Tonsai comes alive at night. Most of the bars will have some sort of show, whether it be fire twirling, slack lining, or impromptu Muay Thai/boxing matches. We sat down outside a bar to watch one of the fights, and it turns out that witnessing drunk travelers attempt to knock each other out can be quite entertaining (emphasis on “attempt”. Every fighter was so wasted that they were more likely to injure themselves than their opponent). We also managed to wrangle us some fried potato swirls on a stick while we watched the fight. Mmmmm… Nothing like a delicious snack with a side of mild violence.
Tonsai is pretty small, and there isn’t much to do other than rock climb, slack line, kayak or just laze about. For us, that was perfect as our time in Thailand was coming to a close, and relaxation was all that was on our mind. In fact, we only planned one activity for 3 days, deep water soloing. This is when you rock climb over open water, meaning that when you want to stop climbing, you can just fall off the cliff face into the water.

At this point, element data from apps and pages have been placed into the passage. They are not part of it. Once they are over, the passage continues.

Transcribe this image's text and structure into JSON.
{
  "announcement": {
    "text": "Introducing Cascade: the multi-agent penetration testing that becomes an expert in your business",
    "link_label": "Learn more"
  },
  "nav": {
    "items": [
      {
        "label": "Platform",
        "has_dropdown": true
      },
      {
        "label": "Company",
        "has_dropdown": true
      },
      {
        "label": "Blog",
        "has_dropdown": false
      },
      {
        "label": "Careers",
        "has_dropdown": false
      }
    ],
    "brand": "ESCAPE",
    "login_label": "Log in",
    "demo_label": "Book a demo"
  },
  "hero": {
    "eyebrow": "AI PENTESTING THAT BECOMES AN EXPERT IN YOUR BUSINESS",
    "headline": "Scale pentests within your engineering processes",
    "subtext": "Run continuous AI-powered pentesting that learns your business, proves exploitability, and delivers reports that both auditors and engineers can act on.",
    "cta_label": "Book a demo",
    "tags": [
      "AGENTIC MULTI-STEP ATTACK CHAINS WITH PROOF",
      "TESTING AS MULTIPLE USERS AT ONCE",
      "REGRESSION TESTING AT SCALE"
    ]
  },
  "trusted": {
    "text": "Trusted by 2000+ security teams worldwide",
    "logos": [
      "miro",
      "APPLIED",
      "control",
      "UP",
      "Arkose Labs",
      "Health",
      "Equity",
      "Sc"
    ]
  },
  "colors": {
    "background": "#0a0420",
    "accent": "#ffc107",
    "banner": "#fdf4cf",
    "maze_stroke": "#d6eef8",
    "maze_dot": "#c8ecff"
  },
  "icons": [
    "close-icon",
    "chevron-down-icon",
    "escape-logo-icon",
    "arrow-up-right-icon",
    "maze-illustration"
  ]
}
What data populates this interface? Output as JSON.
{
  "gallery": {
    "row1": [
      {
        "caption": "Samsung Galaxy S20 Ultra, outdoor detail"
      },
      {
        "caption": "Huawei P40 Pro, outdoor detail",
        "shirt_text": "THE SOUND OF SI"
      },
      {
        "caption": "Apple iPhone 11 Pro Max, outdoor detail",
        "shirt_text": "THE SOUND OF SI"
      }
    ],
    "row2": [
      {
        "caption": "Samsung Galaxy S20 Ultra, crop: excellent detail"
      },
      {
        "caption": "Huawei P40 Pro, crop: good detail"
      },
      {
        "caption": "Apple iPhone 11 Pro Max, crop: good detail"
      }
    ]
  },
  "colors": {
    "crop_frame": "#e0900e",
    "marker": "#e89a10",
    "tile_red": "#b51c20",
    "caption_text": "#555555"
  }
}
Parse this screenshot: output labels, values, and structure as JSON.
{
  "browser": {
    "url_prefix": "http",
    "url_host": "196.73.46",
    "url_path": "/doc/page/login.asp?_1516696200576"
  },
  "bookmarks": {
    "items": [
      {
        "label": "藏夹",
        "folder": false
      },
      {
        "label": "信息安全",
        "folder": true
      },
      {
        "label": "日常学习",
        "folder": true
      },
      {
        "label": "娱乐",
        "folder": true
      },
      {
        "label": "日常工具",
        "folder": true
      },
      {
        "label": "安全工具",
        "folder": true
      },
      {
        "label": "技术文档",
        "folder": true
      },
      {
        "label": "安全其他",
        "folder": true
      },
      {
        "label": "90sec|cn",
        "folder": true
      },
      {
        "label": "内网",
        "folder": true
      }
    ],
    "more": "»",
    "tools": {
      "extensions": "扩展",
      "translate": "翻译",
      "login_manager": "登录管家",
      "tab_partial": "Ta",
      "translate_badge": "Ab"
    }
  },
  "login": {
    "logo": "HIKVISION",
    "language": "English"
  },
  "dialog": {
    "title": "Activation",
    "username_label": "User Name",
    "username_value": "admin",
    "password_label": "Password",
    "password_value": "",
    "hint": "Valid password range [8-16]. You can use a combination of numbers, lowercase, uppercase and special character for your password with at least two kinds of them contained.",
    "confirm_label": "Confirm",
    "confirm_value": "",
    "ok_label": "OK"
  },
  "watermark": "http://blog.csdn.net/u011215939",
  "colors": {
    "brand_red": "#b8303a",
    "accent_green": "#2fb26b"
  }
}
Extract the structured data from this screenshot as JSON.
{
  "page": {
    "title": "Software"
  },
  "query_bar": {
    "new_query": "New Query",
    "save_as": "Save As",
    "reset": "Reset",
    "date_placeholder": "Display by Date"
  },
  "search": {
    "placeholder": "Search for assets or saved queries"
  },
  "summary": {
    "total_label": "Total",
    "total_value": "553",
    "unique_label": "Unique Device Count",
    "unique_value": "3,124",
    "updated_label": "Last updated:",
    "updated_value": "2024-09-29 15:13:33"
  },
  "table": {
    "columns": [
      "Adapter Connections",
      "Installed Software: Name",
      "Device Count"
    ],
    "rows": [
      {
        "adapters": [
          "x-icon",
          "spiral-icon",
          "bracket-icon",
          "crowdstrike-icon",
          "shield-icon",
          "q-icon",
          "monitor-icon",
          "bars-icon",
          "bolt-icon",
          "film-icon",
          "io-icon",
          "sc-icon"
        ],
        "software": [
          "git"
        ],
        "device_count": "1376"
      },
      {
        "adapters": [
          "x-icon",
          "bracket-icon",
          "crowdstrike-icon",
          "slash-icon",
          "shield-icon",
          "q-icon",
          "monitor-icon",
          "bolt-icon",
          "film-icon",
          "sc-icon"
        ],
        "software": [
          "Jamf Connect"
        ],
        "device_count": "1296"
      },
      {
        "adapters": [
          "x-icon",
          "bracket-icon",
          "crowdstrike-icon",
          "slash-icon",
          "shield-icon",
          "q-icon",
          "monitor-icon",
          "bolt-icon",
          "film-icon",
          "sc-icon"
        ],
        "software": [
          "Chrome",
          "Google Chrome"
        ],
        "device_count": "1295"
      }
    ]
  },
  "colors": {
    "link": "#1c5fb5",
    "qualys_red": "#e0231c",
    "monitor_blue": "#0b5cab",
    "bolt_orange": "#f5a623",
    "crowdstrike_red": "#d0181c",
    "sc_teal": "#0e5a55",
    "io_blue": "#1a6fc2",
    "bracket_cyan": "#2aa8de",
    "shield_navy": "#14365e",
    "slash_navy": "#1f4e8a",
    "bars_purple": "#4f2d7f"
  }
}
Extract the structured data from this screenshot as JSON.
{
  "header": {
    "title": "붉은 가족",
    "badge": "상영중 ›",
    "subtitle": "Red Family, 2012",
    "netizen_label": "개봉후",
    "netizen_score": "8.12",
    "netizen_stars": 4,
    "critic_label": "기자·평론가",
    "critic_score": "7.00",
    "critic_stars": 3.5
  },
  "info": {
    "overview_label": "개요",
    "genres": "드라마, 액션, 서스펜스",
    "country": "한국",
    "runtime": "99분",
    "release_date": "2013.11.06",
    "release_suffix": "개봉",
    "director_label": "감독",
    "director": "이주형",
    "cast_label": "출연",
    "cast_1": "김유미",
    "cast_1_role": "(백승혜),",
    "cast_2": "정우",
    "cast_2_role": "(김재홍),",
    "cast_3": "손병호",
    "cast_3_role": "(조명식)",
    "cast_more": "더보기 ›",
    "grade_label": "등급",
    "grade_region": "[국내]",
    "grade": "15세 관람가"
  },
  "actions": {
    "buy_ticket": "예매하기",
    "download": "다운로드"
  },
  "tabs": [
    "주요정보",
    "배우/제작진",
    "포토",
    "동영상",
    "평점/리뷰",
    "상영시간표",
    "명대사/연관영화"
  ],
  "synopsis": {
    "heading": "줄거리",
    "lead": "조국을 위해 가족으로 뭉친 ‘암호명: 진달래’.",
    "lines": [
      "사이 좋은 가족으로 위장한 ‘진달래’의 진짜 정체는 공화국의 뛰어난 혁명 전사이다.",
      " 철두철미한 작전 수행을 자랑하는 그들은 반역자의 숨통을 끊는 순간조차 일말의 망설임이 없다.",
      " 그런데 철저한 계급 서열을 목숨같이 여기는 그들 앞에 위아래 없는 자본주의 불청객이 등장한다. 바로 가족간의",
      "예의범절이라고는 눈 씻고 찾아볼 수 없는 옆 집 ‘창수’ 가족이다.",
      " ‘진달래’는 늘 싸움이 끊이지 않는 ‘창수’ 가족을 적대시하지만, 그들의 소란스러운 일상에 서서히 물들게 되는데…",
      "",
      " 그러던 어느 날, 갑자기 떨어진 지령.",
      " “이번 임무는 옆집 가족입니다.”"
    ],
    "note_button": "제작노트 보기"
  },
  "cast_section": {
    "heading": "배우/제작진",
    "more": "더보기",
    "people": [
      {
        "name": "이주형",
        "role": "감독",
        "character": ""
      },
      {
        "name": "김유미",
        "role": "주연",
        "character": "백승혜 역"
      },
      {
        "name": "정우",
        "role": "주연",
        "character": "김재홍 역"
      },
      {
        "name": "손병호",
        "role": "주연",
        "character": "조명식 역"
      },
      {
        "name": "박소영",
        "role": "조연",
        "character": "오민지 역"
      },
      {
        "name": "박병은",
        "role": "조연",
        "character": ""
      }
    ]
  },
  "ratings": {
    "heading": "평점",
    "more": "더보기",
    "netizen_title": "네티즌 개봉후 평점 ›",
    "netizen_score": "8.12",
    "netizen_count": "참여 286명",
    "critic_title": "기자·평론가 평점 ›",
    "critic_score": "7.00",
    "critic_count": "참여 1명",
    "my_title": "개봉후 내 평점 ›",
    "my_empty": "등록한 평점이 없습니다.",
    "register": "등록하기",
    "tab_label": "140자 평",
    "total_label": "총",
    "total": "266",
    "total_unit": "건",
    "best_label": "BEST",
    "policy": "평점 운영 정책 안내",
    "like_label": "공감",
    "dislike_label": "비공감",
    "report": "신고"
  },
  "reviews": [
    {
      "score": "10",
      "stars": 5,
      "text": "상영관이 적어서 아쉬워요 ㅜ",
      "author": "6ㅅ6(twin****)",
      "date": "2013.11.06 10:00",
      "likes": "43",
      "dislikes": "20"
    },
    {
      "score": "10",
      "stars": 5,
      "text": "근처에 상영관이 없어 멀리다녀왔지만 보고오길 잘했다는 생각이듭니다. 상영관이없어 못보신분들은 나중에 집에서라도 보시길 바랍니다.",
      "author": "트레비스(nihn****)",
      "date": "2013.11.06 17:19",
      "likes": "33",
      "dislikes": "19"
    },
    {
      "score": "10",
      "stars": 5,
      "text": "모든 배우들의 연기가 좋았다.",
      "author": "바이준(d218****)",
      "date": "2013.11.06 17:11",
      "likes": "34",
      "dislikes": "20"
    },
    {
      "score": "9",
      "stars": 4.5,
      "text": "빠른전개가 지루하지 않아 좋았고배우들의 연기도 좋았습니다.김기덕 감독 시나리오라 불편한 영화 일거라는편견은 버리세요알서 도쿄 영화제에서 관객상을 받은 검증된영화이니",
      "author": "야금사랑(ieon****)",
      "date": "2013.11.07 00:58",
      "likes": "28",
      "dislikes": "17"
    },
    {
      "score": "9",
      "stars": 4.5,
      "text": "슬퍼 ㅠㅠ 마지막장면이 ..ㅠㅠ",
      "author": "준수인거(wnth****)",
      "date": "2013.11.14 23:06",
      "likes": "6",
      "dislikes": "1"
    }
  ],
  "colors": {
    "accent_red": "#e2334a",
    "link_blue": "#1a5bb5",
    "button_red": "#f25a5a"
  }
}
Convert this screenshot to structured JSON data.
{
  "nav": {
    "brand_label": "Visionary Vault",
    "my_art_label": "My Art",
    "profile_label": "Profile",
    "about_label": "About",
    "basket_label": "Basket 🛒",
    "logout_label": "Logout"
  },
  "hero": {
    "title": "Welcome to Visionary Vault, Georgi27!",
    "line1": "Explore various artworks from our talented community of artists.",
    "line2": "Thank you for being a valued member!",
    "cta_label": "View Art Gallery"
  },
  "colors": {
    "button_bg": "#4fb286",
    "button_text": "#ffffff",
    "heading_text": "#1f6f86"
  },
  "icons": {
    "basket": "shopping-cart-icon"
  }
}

I’d been looking forward to this for a while, but it turns out that it was a lot more difficult than I anticipated. Either that, or I’m much worse at climbing than I thought… I’m gonna go for the first one though. Despite the difficulty and me never making it higher that three meters above the water, it was a unique experience to be climbing around huge stalactites and along small cliff side ledges. Eventually, my arms gave up on me and I spent the rest of the day snorkelling around the cliff faces.
After the emotional roller coaster that was my first day in Tonsai, I bust through my small breakdown and really started enjoying myself. I stopped taking everything so seriously, and found that I was surrounded by an incredible landscape that I had been overlooking. Tonsai is startlingly beautiful, and boasts the most colourful and surreal sunset I have ever seen. The beach area of Tonsai is very shallow, and when the tide goes out, water pools among the rocks and sand. The water reflects the orange and reds of the sunset, causing the pools to look like lava. It’s absolutely stunning. My favourite memory of Tonsai was kayaking around a cliff to watch the sunset on our last night. It was a spectacular way to end our journey in Thailand.
Have you been to Tonsai? Did you enjoy your time as much as we did? Any tips for anyone who is planning on visiting? Feel free to leave a comment 🙂